What caught my attention were the terms in which the education problem was framed. There was no talk of Highland Park’s responsibility to the greater community. There was no talk of coming up with a more equitable plan. Instead, it was said, again and again, that “the integrity of Highland Park” was at stake. At one point, school board member Mike Boone took the microphone to urge everyone to support the district’s plan. Boone is a name partner in a high-profile Dallas law firm and a graduate of Highland Park’s public schools. “If we don’t win this,” he warned the crowd in apocalyptic terms, “we are gone.”

In the following days, bright yellow yard signs with “Vote Yes! August 28” began appearing in front lawns all over Highland Park. On my evening walks, I now began to see the neighborhood from another point of view. I could sympathize with Highland Park homeowners, especially those under 65, when they criticized the new funding plan. They didn’t create the school-financing mess. It’s not their fault. They are being forced to bear a disproportionate amount of the tax burden, and I suppose this is a form of discrimination. But how can you compare discrimination against the wealthy with discrimination against the poor? Like the rich everywhere, the people of Highland Park have spent a lifetime paying a high price to keep out the hazards of the outside world. Now that price is about to go up.

Highland Park is often criticized for its homogeneity, its conservatism, its snobbishness. As an outsider, I used to think of it that way, and after having spent a summer there I suppose I still do. But I also realize that it’s easier to condemn it than to acknowledge what works in the context of community. The truth is that everyone would prefer to live in a place with good schools and parkways and pretty stone bridges, where friendly police officers are right around the corner and you can walk unafraid at night. What passes for criticism of places like Highland Park is often resentment or jealousy.

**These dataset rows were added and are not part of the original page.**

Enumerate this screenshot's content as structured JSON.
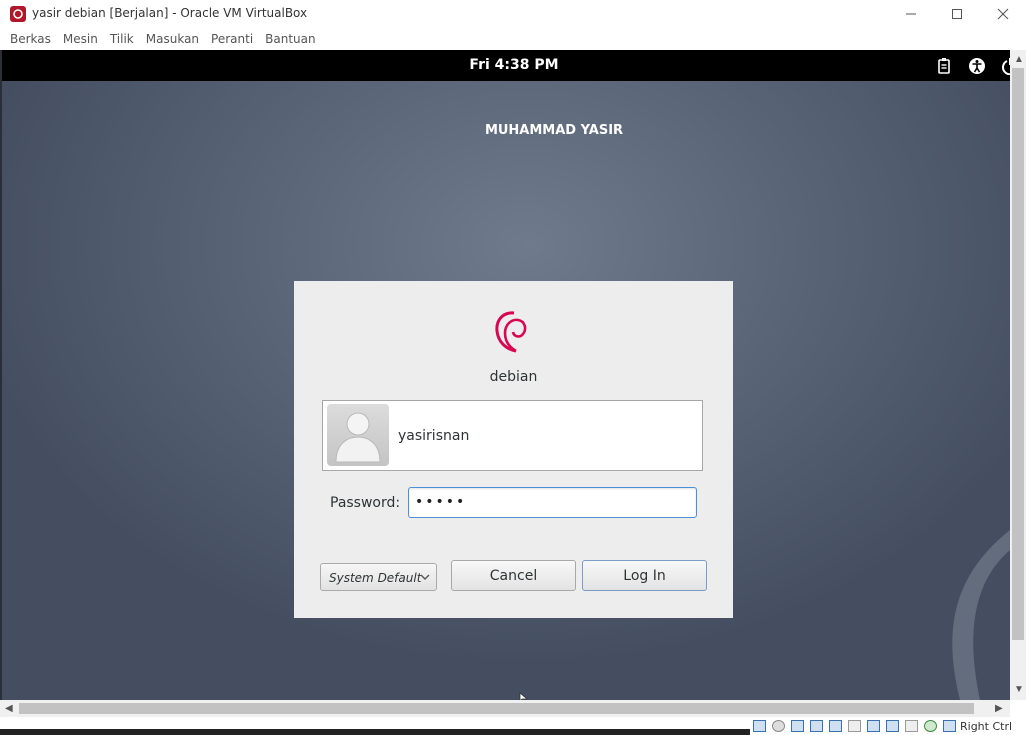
{
  "window": {
    "title": "yasir debian [Berjalan] - Oracle VM VirtualBox",
    "menu": [
      "Berkas",
      "Mesin",
      "Tilik",
      "Masukan",
      "Peranti",
      "Bantuan"
    ]
  },
  "vm": {
    "clock": "Fri  4:38 PM",
    "banner": "MUHAMMAD YASIR",
    "tray_icons": [
      "clipboard-battery-icon",
      "accessibility-icon",
      "power-icon"
    ]
  },
  "login": {
    "distro_name": "debian",
    "username": "yasirisnan",
    "password_label": "Password:",
    "password_value": "•••••",
    "session": "System Default",
    "cancel_label": "Cancel",
    "login_label": "Log In"
  },
  "statusbar": {
    "host_key": "Right Ctrl"
  },
  "colors": {
    "debian_red": "#d70751",
    "focus_blue": "#4a90d9"
  }
}
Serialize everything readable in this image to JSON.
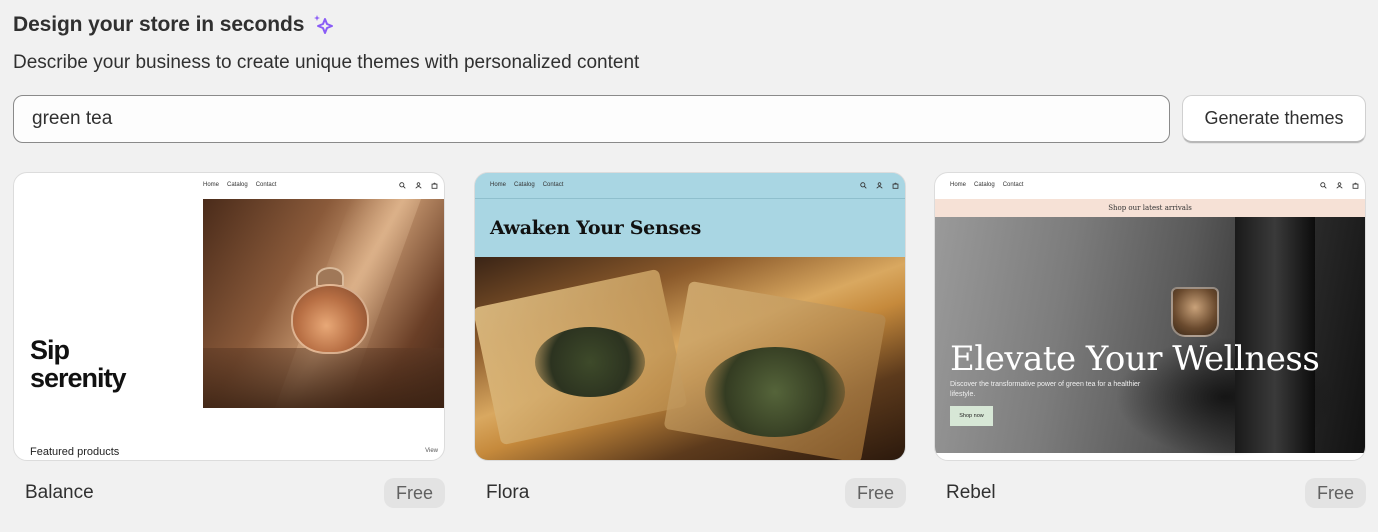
{
  "header": {
    "title": "Design your store in seconds",
    "subtitle": "Describe your business to create unique themes with personalized content",
    "sparkle_icon": "sparkle-icon"
  },
  "prompt": {
    "value": "green tea",
    "button_label": "Generate themes"
  },
  "themes": [
    {
      "name": "Balance",
      "price": "Free",
      "preview": {
        "nav": [
          "Home",
          "Catalog",
          "Contact"
        ],
        "hero": "Sip serenity",
        "hero_line1": "Sip",
        "hero_line2": "serenity",
        "featured": "Featured products",
        "view": "View"
      }
    },
    {
      "name": "Flora",
      "price": "Free",
      "preview": {
        "nav": [
          "Home",
          "Catalog",
          "Contact"
        ],
        "hero": "Awaken Your Senses",
        "bg_color": "#a9d6e3"
      }
    },
    {
      "name": "Rebel",
      "price": "Free",
      "preview": {
        "nav": [
          "Home",
          "Catalog",
          "Contact"
        ],
        "banner": "Shop our latest arrivals",
        "hero": "Elevate Your Wellness",
        "sub": "Discover the transformative power of green tea for a healthier lifestyle.",
        "cta": "Shop now",
        "banner_color": "#f6e1d6"
      }
    }
  ],
  "colors": {
    "background": "#f1f1f1",
    "text": "#303030",
    "badge_bg": "#e3e3e3",
    "sparkle": "#8a5cf6"
  }
}
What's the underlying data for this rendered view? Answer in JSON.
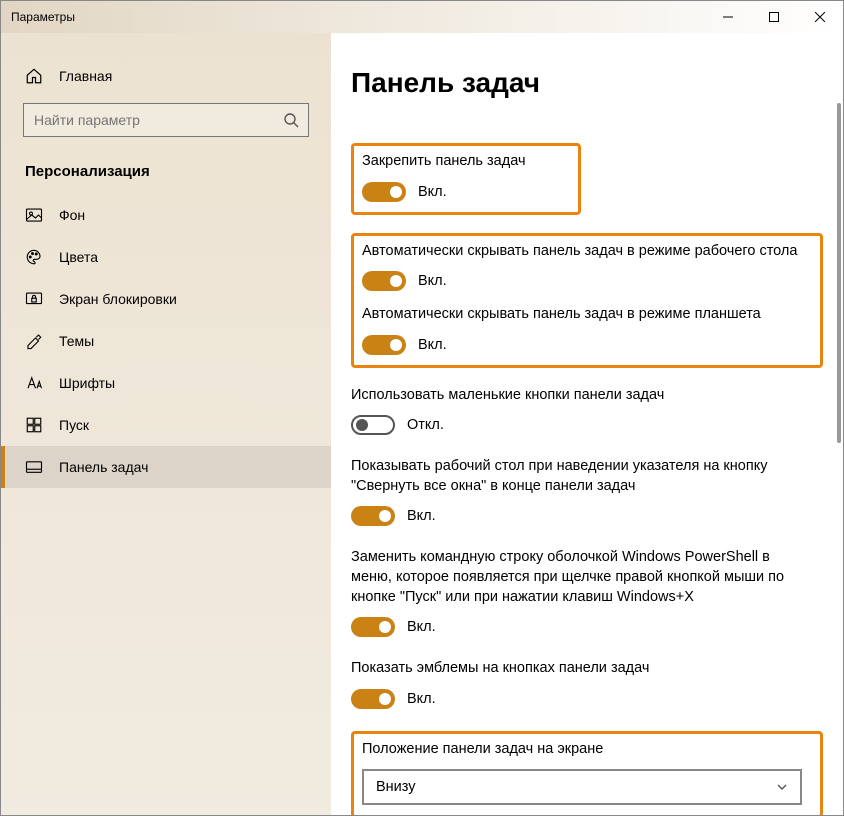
{
  "window": {
    "title": "Параметры"
  },
  "sidebar": {
    "home": "Главная",
    "search_placeholder": "Найти параметр",
    "category": "Персонализация",
    "items": [
      {
        "label": "Фон"
      },
      {
        "label": "Цвета"
      },
      {
        "label": "Экран блокировки"
      },
      {
        "label": "Темы"
      },
      {
        "label": "Шрифты"
      },
      {
        "label": "Пуск"
      },
      {
        "label": "Панель задач"
      }
    ]
  },
  "content": {
    "title": "Панель задач",
    "states": {
      "on": "Вкл.",
      "off": "Откл."
    },
    "settings": {
      "lock": {
        "label": "Закрепить панель задач",
        "on": true
      },
      "autohide_desktop": {
        "label": "Автоматически скрывать панель задач в режиме рабочего стола",
        "on": true
      },
      "autohide_tablet": {
        "label": "Автоматически скрывать панель задач в режиме планшета",
        "on": true
      },
      "small_buttons": {
        "label": "Использовать маленькие кнопки панели задач",
        "on": false
      },
      "peek": {
        "label": "Показывать рабочий стол при наведении указателя на кнопку \"Свернуть все окна\" в конце панели задач",
        "on": true
      },
      "powershell": {
        "label": "Заменить командную строку оболочкой Windows PowerShell в меню, которое появляется при щелчке правой кнопкой мыши по кнопке \"Пуск\" или при нажатии клавиш Windows+X",
        "on": true
      },
      "badges": {
        "label": "Показать эмблемы на кнопках панели задач",
        "on": true
      },
      "position": {
        "label": "Положение панели задач на экране",
        "value": "Внизу"
      }
    }
  }
}
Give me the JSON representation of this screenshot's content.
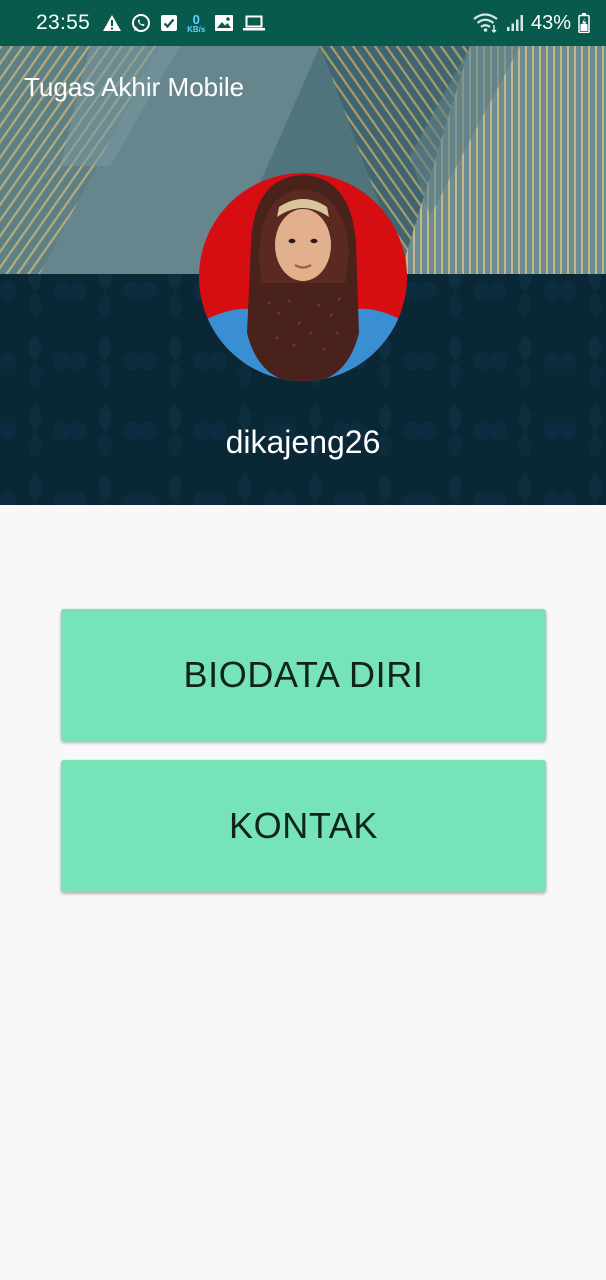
{
  "status_bar": {
    "time": "23:55",
    "net_speed_value": "0",
    "net_speed_unit": "KB/s",
    "battery": "43%",
    "icons_left": [
      "warning-icon",
      "whatsapp-icon",
      "checkbox-icon",
      "net-speed-indicator",
      "gallery-icon",
      "laptop-icon"
    ],
    "icons_right": [
      "wifi-icon",
      "signal-icon",
      "battery-icon"
    ]
  },
  "header": {
    "title": "Tugas Akhir Mobile",
    "username": "dikajeng26"
  },
  "buttons": {
    "biodata_label": "BIODATA DIRI",
    "kontak_label": "KONTAK"
  },
  "colors": {
    "status_bar": "#075a4c",
    "header_dark": "#0d2a3a",
    "button_green": "#76e4b8",
    "page_background": "#f8f8f8"
  }
}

By the end of summer, the neighborhood children had returned to school, and the streets took on an unfamiliar stillness. At night, the acorns began plopping onto the roof, the first sign that autumn was approaching. I had grown accustomed to thinking of the house the way it had been throughout my stay: quiet and all mine. Now the owner was about to come back, and I was packing up to leave. One day during the last week of August, I arrived home to find my laundry stacked on the bed for the final time. That night, I watched the fireflies flashing unfathomably in the blackness of the back yard.

On August 28, the voters of Highland Park approved the school district’s revenue-sharing plan by an overwhelming 97 percent. The next day, I left the city in predawn darkness. As I pulled out of the driveway, I looked back at the familiar pillared facade of the house. Already it seemed part of another life, another world—beautiful, but no longer mine.